Cills: I come to this song having never listened to American Football! Emo is one of my critical blindspots. Alas, this is unexpectedly sweet? I have foggy conceptions of emo being sort of bratty, that "whiny-boy" vibe you mention, Charles, and this comes nowhere near that. I'm almost getting kind of a Red House Painters vibe from this?
Turner: I would’ve confused this band with Modern Baseball if not for the heads-up, so thanks! The emo revival of late is very much outside of my own musical purview growing up, too — where I listened to some Brand New, I listened to Lupe Fiasco. Whenever I give a nu-emo band a chance these days, I wish it hit me a little closer. “I’ve Been Lost for So Long” is perfectly fine sad dad rock. I envision a lot of khaki pants and sweaters at their concerts.
Vozick-Levinson: As a dad who is, on occasion, sad, this should be right up my alley, but like the rest of you, I find that it leaves me curiously cold. The quiet melancholy in Mike Kinsella's voice contrasts nicely with the bright jangle of the guitars; the song fulfills its modest ambitions neatly and well, but there's nothing it does that the next related track on SoundCloud, PWR BTTM's "New Hampshire," doesn't do with more invention, warmth, and verve.
Hughes: The opening snare blitz is the aural equivalent of the drill at the dentist’s. I am upset.
Turner: I'm not sure I’ve heard anything Metallica has done since The Black Album, which, for the record, came out prior to me even being born. Still, “Hardwired” is the kind of thrash/speed metal that I absolutely loved in high school, when my ears were still adjusting to the metalcore beloved by my peers. Is it as strong as their '80s classics? Maybe not, but it's a great opening single from a band that’s been attached to some strange projects this decade.
Aaron: I have heard most of the stuff they’ve done since The Black Album, but I can’t say that I gave a shit about much of it. This, on the other hand, immediately clubs you over the head and grunts loudly, “Metallica, motherfucker,” which is exactly what I want from them. Seems like they mostly sorted out their production issues so that this sounds like a rock band playing together, instead of an indistinct, inhuman roar.
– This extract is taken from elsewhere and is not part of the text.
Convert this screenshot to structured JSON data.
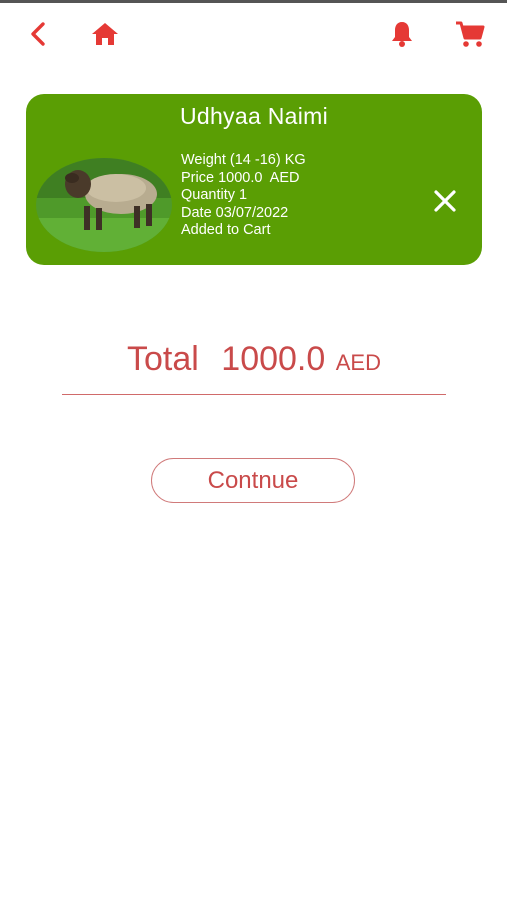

Though like many before me, I can’t believe that a high-profile drummer like Lars Ulrich remains such a ham-fisted disaster. As Hilary mentioned, he starts out with the unnecessary bludgeoning and the lack of dynamics are painfully apparent from then on. With another drummer, this could’ve been a scalding thrash geyser, with the legit explosion it deserves. Still, it rips ass.
Hopper: Is the extreme high-end/bassless mix here an aesthetic tribute to the tape-trading culture in the metal underground of the '80s? Is it supposed to endear us to riding along on this dead pony?
Vozick-Levinson: James Hetfield is like, "We're so fucked / Shit out of luck!" and I'm like, hmmm, true! Turn on the news — the guy has a point. This song captures the extreme fuckedness of Trumpism, global warming, and the overall hell of modernity better than almost anyone lately in a punchy three minutes and change — strange but true. Who guessed that Metallica would be one of the defining bands of Summer '16?